This research study is evaluating the impact of early involvement of a palliative care team working with the transplant oncology team will have on the quality of life, symptoms, and mood of patients undergoing stem cell transplantation.



Eligible Ages
Over 18 Years
Eligible Genders
Accepts Healthy Volunteers

Inclusion Criteria

Patient Inclusion Criteria

- adult patients (≥ 18 years) with hematologic malignancy admitted for autologous or allogeneic HCT.

- ability to read and respond to questions in English or Spanish or to complete questionnaires with assistance from an interpreter.

Caregiver Eligibility Criteria:

- adult (≥ 18 years) relative or a friend of a patient who agrees to participate in the study whom the patient identified as living with them or having in-person contact with him or her at least twice per week.

- ability to read and respond to questions in English or Spanish or to complete questionnaires with the assistance of an interpreter.

Exclusion Criteria

Patient Exclusion Criteria

- Patients undergoing HCT for benign hematologic conditions

- Patients undergoing outpatient HCT.

- Patients with psychiatric or cognitive conditions which the treating clinicians believes prohibits compliance with study procedures

Study Design

Study Type
Intervention Model
Parallel Assignment
Primary Purpose
None (Open Label)

Arm Groups

ArmDescriptionAssigned Intervention
Inpatient Palliative Care Intervention
Patients and Caregivers will complete baseline self-report assessments at the time of obtaining informed consent Palliative Care Intervention Therapeutic Relationship --Develop a strong therapeutic relationship with patients and caregivers Assessment and Treatment of Patient Symptoms --Clarify the symptoms the patient will likely experience and offer reassurance about the methods for reporting and treating symptoms Managing Patients and Caregivers Expectations --Address early on patients and caregivers' concerns about the trajectory of illness during HCT and treatment side effects Coping with Illness and HCT --Introduce strategies to help improve adjustment (e.g., behavioral, cognitive, and spiritual approaches; accepting illness while maintaining hope; social support)
  • Other: Palliative Care Intervention
    team of clinicians that specialize in the lessening (palliation) of many distressing symptoms
Transplant Care Alone
Patients and Caregivers will complete baseline self-report assessments at the time of obtaining informed consent. Standard Transplant Care
  • Other: Standard Transplant Care
    Standard care per hospital guidelines
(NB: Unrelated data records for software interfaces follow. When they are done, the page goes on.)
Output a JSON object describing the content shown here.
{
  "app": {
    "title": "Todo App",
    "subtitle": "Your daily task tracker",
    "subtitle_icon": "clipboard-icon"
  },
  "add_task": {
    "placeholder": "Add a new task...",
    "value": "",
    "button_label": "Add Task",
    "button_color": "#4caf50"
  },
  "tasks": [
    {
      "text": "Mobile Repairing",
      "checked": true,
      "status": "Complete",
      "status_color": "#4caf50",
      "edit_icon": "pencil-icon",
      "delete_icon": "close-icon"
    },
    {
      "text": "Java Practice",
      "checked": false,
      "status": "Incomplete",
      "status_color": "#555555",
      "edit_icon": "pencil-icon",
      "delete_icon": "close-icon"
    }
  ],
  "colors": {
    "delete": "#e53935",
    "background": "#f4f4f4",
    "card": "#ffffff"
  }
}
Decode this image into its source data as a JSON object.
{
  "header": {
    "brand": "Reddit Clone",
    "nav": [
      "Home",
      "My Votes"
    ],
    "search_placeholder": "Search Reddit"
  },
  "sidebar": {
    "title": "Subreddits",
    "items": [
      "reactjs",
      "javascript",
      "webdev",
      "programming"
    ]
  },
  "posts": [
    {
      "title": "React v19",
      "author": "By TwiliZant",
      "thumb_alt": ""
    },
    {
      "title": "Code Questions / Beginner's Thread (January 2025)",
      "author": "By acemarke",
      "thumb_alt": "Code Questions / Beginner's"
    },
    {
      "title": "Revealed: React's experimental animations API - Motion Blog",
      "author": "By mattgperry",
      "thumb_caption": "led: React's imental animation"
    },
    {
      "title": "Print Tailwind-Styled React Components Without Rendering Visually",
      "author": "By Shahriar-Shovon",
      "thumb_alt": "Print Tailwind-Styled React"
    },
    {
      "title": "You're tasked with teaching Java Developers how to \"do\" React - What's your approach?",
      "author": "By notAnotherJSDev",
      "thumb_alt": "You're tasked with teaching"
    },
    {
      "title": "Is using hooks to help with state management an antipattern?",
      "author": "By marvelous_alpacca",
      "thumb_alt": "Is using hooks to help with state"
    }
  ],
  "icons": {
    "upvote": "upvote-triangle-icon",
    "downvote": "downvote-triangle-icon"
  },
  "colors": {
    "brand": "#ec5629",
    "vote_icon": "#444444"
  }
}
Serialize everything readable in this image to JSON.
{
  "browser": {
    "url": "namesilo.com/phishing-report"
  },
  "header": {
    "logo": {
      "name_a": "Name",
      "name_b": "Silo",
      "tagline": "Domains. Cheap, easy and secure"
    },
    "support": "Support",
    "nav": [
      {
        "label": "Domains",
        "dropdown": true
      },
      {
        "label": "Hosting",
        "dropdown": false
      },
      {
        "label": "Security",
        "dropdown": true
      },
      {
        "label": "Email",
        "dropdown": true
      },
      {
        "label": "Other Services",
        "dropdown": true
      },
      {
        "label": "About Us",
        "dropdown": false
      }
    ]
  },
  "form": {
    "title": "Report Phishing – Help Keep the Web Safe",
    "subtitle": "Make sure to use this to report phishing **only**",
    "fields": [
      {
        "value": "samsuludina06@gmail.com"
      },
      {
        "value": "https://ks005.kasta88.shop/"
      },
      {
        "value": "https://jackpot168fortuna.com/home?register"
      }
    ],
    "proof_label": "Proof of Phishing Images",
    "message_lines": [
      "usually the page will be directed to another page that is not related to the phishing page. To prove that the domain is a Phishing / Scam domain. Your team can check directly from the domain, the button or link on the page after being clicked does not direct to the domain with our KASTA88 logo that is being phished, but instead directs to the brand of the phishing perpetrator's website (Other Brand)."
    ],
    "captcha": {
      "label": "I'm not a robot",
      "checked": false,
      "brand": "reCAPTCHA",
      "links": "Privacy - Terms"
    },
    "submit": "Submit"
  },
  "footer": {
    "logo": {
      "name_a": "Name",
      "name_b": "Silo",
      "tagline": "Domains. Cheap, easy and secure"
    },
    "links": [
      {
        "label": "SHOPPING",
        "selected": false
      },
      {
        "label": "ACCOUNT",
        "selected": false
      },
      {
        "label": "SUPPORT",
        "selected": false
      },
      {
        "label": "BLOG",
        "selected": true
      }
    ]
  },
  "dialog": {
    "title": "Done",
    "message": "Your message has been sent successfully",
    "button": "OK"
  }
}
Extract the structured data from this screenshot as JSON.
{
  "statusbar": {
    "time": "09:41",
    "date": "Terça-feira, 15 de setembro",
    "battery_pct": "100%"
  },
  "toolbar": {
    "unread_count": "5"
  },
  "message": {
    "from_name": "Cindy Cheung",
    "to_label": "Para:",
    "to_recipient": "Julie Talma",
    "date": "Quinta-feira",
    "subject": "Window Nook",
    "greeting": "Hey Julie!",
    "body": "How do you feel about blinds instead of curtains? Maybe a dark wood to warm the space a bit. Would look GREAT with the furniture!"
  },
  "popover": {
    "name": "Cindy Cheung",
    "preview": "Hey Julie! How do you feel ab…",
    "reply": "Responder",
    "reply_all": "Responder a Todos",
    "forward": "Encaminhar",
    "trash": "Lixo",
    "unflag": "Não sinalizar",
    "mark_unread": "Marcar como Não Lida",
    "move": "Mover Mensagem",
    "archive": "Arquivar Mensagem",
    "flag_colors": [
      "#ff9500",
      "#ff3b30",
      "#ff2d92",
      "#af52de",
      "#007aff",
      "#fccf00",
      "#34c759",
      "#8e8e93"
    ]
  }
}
Recruiting Locations

Massachusetts General Hospital
Boston, Massachusetts 02215
Areej El-Jawahri, MD

More Details

Massachusetts General Hospital

Study Contact

Areej El-Jawahri, MD

Detailed Description

The Participant has a type of blood cancer and will be undergoing stem cell transplantation. Frequently people undergoing stem cell transplantation experience physical and emotional symptoms during the course of their hospitalization for stem cell transplantation. These can be very distressing to both patient and the family members. The study doctors want to know if the early introduction of a team of clinicians that specialize in the lessening (palliation) of many of these distressing symptoms may improve the participant overall care.

This team of clinicians is called the palliative care team and they focus on ways to improve the participant pain and other symptom management (nausea, fatigue, shortness of breath, anxiety, etc.) and to assist the participant and the participant's family in coping with the emotional and social issues associated with your diagnosis. The team consists of physicians and advance practice nurses who have been specially trained in the care of patients facing serious illness.

The main purpose of this study is to compare two types of care - standard transplant oncology care and standard transplant oncology care with early involvement of palliative care clinicians to see which is better for improving the experience of patients and families with blood cancers undergoing stem cell transplantation.

The purpose of this research study is to find out whether introducing patients and families undergoing stem cell transplantation to the palliative care team that specializes in symptom management can improve the physical and psychological symptoms that patients and families experience during hospitalization for stem cell transplantation.

The study will use a series of questionnaires to measure the participant and the participant 's caregivers' quality of life, physical symptoms, and mood. Study questionnaires will be completed in the hospital or clinic with assistance provided as need.


Study information shown on this site is derived from ClinicalTrials.gov (a public registry operated by the National Institutes of Health). The listing of studies provided is not certain to be all studies for which you might be eligible. Furthermore, study eligibility requirements can be difficult to understand and may change over time, so it is wise to speak with your medical care provider and individual research study teams when making decisions related to participation.